This First Review Under the Policy Support Instrument (PSI) for Nigeria reports that structural reforms are proceeding in line with the National Economic Empowerment and Development Strategy. The authorities’ commitments under the PSI primary objectives of the economic reform program include entrenching macroeconomic stability, strengthening public financial management, and reducing the costs of doing business. The Central Bank of Nigeria has developed plans to invest some of its international reserves in higher yield financial assets, and allow domestic banks to bid to be custodians for the investments.

Abstract

This First Review Under the Policy Support Instrument (PSI) for Nigeria reports that structural reforms are proceeding in line with the National Economic Empowerment and Development Strategy. The authorities’ commitments under the PSI primary objectives of the economic reform program include entrenching macroeconomic stability, strengthening public financial management, and reducing the costs of doing business. The Central Bank of Nigeria has developed plans to invest some of its international reserves in higher yield financial assets, and allow domestic banks to bid to be custodians for the investments.

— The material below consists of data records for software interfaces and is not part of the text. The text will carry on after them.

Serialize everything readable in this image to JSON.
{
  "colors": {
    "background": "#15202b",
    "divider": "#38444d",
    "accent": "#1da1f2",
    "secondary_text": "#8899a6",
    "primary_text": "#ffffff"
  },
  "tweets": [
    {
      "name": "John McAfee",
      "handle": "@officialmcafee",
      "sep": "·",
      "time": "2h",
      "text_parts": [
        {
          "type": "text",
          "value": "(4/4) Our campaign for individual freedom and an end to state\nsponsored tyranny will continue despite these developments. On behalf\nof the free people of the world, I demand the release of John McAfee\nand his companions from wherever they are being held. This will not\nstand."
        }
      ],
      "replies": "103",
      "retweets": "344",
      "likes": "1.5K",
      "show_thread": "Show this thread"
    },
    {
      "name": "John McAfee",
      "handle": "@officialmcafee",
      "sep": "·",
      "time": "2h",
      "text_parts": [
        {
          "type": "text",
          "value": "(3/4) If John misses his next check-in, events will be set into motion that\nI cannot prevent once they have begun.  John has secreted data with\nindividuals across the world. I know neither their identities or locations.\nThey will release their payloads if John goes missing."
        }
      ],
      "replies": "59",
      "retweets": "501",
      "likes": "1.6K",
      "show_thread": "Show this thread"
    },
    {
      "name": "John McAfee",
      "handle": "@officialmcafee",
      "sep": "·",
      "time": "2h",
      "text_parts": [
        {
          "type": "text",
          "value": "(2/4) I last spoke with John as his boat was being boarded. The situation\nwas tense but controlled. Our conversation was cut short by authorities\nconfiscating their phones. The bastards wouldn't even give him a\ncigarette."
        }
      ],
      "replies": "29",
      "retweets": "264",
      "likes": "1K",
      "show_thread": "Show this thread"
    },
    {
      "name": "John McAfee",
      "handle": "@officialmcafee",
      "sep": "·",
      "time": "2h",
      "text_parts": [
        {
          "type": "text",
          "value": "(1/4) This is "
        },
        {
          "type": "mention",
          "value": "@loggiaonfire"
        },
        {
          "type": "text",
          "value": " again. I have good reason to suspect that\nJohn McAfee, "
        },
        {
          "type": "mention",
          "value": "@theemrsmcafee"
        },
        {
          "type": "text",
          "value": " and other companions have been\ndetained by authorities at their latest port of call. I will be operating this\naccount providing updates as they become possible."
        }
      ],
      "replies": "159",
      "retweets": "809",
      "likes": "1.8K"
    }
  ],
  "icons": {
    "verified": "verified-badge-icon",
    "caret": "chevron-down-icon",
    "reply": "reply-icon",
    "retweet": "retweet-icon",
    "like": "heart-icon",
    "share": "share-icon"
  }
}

1. This statement contains information that has become available since the staff report for the first review under the Policy Support Instrument was issued to the Board on April 3, 2006 (EBS/06/45). The thrust of the staff appraisal remains unchanged.

2. Economic developments and policy implementation have continued the trend of the last quarter of 2005 during the first months of 2006. International reserves rose to US$34 billion at end-February, while inflation stabilized at about 11 percent year-on-year. The exchange rate appreciated to 127.3 naira per U.S. dollar by early April from N129 at end-2005. Implementation of the authorities’ fiscal and monetary programs was in line with program projections.

3. Recent data show that crude oil production fell short by about 550,000 barrels per day on average in the past two months. The authorities believe that it should be possible to bring this production back onstream, and they have so far not revised their estimates of oil production in 2006.

4. In late March, the Central Bank of Nigeria (CBN) initiated a number of actions to reduce the spread between official and parallel foreign exchange markets. In particular, in recognition that the recent increase in the spread was partly due to a reduction in supply of foreign exchange to the parallel market, the CBN now allows licensed bureaux de change to buy foreign exchange in the official market to supply to retail clients. On the demand side, some steps towards easing of administrative requirements and limits on currency purchases were also introduced.

5. To underscore its commitment to more market-based implementation of its monetary program, the CBN has converted at market interest rates the December 2005 placement of freed bank reserves into treasury bonds. Following an agreement with the Minister of Finance, the CBN used 91-day treasury bills at 6 percent to buy back the bonds.

6. The final Nigeria EITI audit report for 1999-2004 was published on April 10, 2006, in compliance with an end-June 2006 structural assessment criterion under the PSI. The report shows discrepancies between payments reported by international oil companies and receipts reported by the government, describes weaknesses in accounting and data management, and suggests that the government and oil companies continue their efforts to reconcile mutual accounts.

7. The last three outstanding bilateral agreements with Paris Club creditors (Austria, Denmark, and Russia) have been signed. Nigeria therefore stands ready to conclude the debt buy back operation agreed with its Paris Club creditors in October 2005.

8. The 2007 budget formulation process has begun with the issuance of guidelines for the preparation of medium-term sector strategies (MTSS) in late March. These guidelines extend the coverage of MTSS to line ministries representing about 80 percent of total line ministries’ outlays.